>>

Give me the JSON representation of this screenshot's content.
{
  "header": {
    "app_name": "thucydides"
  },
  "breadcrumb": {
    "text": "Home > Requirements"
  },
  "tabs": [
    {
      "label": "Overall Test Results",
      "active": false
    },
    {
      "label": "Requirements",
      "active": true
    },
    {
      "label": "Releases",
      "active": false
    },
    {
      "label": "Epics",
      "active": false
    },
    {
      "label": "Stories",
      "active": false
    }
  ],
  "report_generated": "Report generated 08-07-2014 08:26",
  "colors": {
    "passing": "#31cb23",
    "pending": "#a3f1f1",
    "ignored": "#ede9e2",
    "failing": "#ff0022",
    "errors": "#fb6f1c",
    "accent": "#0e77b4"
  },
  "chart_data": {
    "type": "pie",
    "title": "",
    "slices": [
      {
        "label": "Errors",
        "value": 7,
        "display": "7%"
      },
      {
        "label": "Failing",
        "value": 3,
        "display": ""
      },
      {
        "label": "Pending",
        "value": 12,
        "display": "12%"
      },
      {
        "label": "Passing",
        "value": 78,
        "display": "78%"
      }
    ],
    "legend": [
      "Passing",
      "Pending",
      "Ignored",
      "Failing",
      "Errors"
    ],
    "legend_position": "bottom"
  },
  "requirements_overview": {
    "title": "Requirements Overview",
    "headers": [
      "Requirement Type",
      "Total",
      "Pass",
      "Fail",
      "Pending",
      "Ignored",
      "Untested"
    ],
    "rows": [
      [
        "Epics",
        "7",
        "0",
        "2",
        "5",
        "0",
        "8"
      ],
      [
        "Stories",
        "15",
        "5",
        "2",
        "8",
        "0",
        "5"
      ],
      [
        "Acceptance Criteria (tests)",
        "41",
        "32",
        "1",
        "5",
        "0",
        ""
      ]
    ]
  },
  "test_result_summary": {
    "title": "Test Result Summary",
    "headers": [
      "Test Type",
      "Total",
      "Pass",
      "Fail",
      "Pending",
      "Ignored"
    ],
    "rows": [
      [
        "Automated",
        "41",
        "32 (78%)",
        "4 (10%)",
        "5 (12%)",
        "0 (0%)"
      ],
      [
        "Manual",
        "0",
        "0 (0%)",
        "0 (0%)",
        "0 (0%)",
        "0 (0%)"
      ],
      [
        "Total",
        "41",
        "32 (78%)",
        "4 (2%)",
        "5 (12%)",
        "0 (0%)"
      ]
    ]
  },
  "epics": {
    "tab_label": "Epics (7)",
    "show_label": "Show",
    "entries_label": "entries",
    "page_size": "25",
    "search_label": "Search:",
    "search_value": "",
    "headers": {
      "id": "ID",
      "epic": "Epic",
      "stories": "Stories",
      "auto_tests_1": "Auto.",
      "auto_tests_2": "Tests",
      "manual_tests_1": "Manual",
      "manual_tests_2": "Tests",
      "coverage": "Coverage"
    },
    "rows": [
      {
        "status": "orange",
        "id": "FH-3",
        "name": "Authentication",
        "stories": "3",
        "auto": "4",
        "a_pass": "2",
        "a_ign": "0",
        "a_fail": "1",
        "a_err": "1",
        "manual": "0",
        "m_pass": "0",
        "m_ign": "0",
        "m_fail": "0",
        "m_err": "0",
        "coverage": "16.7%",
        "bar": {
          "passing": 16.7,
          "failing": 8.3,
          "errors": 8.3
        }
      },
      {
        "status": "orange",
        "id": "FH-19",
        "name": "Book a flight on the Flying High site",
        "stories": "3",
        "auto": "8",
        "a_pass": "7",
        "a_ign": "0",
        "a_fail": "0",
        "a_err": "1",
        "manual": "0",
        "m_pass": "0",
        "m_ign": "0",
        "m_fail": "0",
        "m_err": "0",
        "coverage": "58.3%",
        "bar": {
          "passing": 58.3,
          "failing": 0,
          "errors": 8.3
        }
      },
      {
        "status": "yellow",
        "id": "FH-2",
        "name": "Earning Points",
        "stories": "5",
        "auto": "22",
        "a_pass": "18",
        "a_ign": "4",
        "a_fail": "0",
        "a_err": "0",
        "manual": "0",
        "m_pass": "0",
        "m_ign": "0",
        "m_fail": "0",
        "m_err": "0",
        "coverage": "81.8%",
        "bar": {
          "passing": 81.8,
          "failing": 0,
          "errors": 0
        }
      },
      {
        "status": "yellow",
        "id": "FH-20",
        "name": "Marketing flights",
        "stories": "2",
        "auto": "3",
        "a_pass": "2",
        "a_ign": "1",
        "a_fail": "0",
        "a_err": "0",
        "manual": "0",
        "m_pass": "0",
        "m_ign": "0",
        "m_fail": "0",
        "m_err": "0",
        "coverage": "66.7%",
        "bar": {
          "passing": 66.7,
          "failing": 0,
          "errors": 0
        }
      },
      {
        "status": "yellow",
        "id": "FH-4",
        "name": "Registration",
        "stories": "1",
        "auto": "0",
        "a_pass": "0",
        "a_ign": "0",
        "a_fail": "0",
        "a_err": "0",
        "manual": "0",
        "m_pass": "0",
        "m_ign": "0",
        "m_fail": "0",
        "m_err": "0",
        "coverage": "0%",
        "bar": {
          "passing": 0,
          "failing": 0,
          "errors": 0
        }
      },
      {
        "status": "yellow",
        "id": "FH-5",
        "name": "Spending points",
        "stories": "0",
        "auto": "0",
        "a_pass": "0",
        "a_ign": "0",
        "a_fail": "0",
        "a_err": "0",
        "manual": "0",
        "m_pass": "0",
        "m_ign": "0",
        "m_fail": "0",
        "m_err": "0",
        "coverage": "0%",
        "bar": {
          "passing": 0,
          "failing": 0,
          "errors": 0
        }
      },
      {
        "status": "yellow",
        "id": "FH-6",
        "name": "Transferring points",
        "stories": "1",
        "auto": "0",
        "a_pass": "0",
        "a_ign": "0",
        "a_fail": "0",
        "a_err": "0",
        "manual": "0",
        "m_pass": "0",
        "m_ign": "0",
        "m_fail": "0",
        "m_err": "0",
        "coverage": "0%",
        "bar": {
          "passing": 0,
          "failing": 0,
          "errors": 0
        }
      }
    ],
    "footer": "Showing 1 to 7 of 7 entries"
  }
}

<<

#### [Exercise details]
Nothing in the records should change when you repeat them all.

#### [Answer for this exercise]
Give me the JSON representation of this screenshot's content.
{
  "header": {
    "app_name": "thucydides"
  },
  "breadcrumb": {
    "text": "Home > Requirements"
  },
  "tabs": [
    {
      "label": "Overall Test Results",
      "active": false
    },
    {
      "label": "Requirements",
      "active": true
    },
    {
      "label": "Releases",
      "active": false
    },
    {
      "label": "Epics",
      "active": false
    },
    {
      "label": "Stories",
      "active": false
    }
  ],
  "report_generated": "Report generated 08-07-2014 08:26",
  "colors": {
    "passing": "#31cb23",
    "pending": "#a3f1f1",
    "ignored": "#ede9e2",
    "failing": "#ff0022",
    "errors": "#fb6f1c",
    "accent": "#0e77b4"
  },
  "chart_data": {
    "type": "pie",
    "title": "",
    "slices": [
      {
        "label": "Errors",
        "value": 7,
        "display": "7%"
      },
      {
        "label": "Failing",
        "value": 3,
        "display": ""
      },
      {
        "label": "Pending",
        "value": 12,
        "display": "12%"
      },
      {
        "label": "Passing",
        "value": 78,
        "display": "78%"
      }
    ],
    "legend": [
      "Passing",
      "Pending",
      "Ignored",
      "Failing",
      "Errors"
    ],
    "legend_position": "bottom"
  },
  "requirements_overview": {
    "title": "Requirements Overview",
    "headers": [
      "Requirement Type",
      "Total",
      "Pass",
      "Fail",
      "Pending",
      "Ignored",
      "Untested"
    ],
    "rows": [
      [
        "Epics",
        "7",
        "0",
        "2",
        "5",
        "0",
        "8"
      ],
      [
        "Stories",
        "15",
        "5",
        "2",
        "8",
        "0",
        "5"
      ],
      [
        "Acceptance Criteria (tests)",
        "41",
        "32",
        "1",
        "5",
        "0",
        ""
      ]
    ]
  },
  "test_result_summary": {
    "title": "Test Result Summary",
    "headers": [
      "Test Type",
      "Total",
      "Pass",
      "Fail",
      "Pending",
      "Ignored"
    ],
    "rows": [
      [
        "Automated",
        "41",
        "32 (78%)",
        "4 (10%)",
        "5 (12%)",
        "0 (0%)"
      ],
      [
        "Manual",
        "0",
        "0 (0%)",
        "0 (0%)",
        "0 (0%)",
        "0 (0%)"
      ],
      [
        "Total",
        "41",
        "32 (78%)",
        "4 (2%)",
        "5 (12%)",
        "0 (0%)"
      ]
    ]
  },
  "epics": {
    "tab_label": "Epics (7)",
    "show_label": "Show",
    "entries_label": "entries",
    "page_size": "25",
    "search_label": "Search:",
    "search_value": "",
    "headers": {
      "id": "ID",
      "epic": "Epic",
      "stories": "Stories",
      "auto_tests_1": "Auto.",
      "auto_tests_2": "Tests",
      "manual_tests_1": "Manual",
      "manual_tests_2": "Tests",
      "coverage": "Coverage"
    },
    "rows": [
      {
        "status": "orange",
        "id": "FH-3",
        "name": "Authentication",
        "stories": "3",
        "auto": "4",
        "a_pass": "2",
        "a_ign": "0",
        "a_fail": "1",
        "a_err": "1",
        "manual": "0",
        "m_pass": "0",
        "m_ign": "0",
        "m_fail": "0",
        "m_err": "0",
        "coverage": "16.7%",
        "bar": {
          "passing": 16.7,
          "failing": 8.3,
          "errors": 8.3
        }
      },
      {
        "status": "orange",
        "id": "FH-19",
        "name": "Book a flight on the Flying High site",
        "stories": "3",
        "auto": "8",
        "a_pass": "7",
        "a_ign": "0",
        "a_fail": "0",
        "a_err": "1",
        "manual": "0",
        "m_pass": "0",
        "m_ign": "0",
        "m_fail": "0",
        "m_err": "0",
        "coverage": "58.3%",
        "bar": {
          "passing": 58.3,
          "failing": 0,
          "errors": 8.3
        }
      },
      {
        "status": "yellow",
        "id": "FH-2",
        "name": "Earning Points",
        "stories": "5",
        "auto": "22",
        "a_pass": "18",
        "a_ign": "4",
        "a_fail": "0",
        "a_err": "0",
        "manual": "0",
        "m_pass": "0",
        "m_ign": "0",
        "m_fail": "0",
        "m_err": "0",
        "coverage": "81.8%",
        "bar": {
          "passing": 81.8,
          "failing": 0,
          "errors": 0
        }
      },
      {
        "status": "yellow",
        "id": "FH-20",
        "name": "Marketing flights",
        "stories": "2",
        "auto": "3",
        "a_pass": "2",
        "a_ign": "1",
        "a_fail": "0",
        "a_err": "0",
        "manual": "0",
        "m_pass": "0",
        "m_ign": "0",
        "m_fail": "0",
        "m_err": "0",
        "coverage": "66.7%",
        "bar": {
          "passing": 66.7,
          "failing": 0,
          "errors": 0
        }
      },
      {
        "status": "yellow",
        "id": "FH-4",
        "name": "Registration",
        "stories": "1",
        "auto": "0",
        "a_pass": "0",
        "a_ign": "0",
        "a_fail": "0",
        "a_err": "0",
        "manual": "0",
        "m_pass": "0",
        "m_ign": "0",
        "m_fail": "0",
        "m_err": "0",
        "coverage": "0%",
        "bar": {
          "passing": 0,
          "failing": 0,
          "errors": 0
        }
      },
      {
        "status": "yellow",
        "id": "FH-5",
        "name": "Spending points",
        "stories": "0",
        "auto": "0",
        "a_pass": "0",
        "a_ign": "0",
        "a_fail": "0",
        "a_err": "0",
        "manual": "0",
        "m_pass": "0",
        "m_ign": "0",
        "m_fail": "0",
        "m_err": "0",
        "coverage": "0%",
        "bar": {
          "passing": 0,
          "failing": 0,
          "errors": 0
        }
      },
      {
        "status": "yellow",
        "id": "FH-6",
        "name": "Transferring points",
        "stories": "1",
        "auto": "0",
        "a_pass": "0",
        "a_ign": "0",
        "a_fail": "0",
        "a_err": "0",
        "manual": "0",
        "m_pass": "0",
        "m_ign": "0",
        "m_fail": "0",
        "m_err": "0",
        "coverage": "0%",
        "bar": {
          "passing": 0,
          "failing": 0,
          "errors": 0
        }
      }
    ],
    "footer": "Showing 1 to 7 of 7 entries"
  }
}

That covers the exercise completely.